#### [Instructions to follow]
Scan the records for the string "data"; copy each line where it occurs.

========================

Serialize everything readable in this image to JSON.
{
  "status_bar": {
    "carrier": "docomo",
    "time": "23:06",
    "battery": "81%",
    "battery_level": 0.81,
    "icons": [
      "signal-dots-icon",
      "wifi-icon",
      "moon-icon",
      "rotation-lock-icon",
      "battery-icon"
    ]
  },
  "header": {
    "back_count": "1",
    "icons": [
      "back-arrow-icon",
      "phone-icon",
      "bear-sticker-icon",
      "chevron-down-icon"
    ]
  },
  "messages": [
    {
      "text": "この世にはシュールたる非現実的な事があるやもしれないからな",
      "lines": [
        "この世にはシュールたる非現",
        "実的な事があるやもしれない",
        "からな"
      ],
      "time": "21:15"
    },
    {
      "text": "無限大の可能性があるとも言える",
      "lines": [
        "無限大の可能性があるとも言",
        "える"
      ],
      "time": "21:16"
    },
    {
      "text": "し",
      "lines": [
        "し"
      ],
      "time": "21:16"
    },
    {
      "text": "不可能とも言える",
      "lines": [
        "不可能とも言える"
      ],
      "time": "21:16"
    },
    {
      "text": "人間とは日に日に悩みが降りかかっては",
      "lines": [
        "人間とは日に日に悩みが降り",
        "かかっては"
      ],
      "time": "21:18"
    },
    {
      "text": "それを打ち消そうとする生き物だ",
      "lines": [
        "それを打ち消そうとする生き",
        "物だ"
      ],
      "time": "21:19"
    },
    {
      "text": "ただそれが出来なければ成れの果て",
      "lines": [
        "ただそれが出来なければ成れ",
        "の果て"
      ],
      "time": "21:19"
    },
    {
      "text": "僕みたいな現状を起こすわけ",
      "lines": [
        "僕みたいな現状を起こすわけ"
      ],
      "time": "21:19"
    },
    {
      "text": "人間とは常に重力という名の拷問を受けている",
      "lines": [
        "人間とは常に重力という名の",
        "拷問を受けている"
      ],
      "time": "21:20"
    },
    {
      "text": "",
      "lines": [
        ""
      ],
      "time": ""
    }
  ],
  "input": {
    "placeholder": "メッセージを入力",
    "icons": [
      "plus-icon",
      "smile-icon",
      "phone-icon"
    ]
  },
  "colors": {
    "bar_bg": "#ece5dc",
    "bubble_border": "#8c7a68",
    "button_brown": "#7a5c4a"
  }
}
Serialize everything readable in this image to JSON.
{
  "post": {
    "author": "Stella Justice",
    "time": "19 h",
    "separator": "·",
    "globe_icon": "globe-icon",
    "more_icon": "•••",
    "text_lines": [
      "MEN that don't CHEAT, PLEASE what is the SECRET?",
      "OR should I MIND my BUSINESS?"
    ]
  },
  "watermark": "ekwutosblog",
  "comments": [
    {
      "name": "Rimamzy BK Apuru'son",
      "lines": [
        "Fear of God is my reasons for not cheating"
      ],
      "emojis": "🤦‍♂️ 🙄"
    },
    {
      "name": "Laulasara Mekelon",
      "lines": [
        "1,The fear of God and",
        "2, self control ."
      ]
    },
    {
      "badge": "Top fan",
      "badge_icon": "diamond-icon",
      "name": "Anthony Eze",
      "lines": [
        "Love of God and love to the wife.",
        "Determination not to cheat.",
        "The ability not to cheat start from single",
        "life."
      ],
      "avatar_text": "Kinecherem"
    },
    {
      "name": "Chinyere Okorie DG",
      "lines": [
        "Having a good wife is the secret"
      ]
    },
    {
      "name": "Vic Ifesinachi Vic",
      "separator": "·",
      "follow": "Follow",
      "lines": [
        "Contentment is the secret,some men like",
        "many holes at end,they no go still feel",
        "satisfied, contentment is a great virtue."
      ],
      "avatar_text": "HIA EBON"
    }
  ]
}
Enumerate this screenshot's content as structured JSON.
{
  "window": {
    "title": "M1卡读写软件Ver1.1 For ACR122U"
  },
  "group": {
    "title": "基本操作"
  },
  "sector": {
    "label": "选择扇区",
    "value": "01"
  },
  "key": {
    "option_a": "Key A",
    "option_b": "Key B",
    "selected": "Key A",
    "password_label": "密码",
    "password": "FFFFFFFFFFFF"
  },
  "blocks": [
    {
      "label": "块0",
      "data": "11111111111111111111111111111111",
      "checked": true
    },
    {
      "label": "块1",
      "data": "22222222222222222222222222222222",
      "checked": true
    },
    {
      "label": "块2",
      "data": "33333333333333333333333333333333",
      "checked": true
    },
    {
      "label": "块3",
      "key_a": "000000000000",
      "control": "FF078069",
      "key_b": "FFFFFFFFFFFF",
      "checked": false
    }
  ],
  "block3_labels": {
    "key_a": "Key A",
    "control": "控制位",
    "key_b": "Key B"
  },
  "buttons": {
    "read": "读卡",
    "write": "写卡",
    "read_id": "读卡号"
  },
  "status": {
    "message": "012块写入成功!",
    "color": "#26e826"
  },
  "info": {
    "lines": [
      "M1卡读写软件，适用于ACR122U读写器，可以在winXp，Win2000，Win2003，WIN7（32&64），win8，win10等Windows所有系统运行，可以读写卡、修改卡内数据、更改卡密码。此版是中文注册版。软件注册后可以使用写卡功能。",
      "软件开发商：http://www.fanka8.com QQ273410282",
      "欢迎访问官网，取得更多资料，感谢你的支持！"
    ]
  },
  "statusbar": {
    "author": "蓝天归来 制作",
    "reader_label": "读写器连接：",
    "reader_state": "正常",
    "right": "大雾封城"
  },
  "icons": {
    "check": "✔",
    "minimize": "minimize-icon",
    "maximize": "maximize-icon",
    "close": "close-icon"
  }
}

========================

#### [Written response]
      "data": "11111111111111111111111111111111",
      "data": "22222222222222222222222222222222",
      "data": "33333333333333333333333333333333",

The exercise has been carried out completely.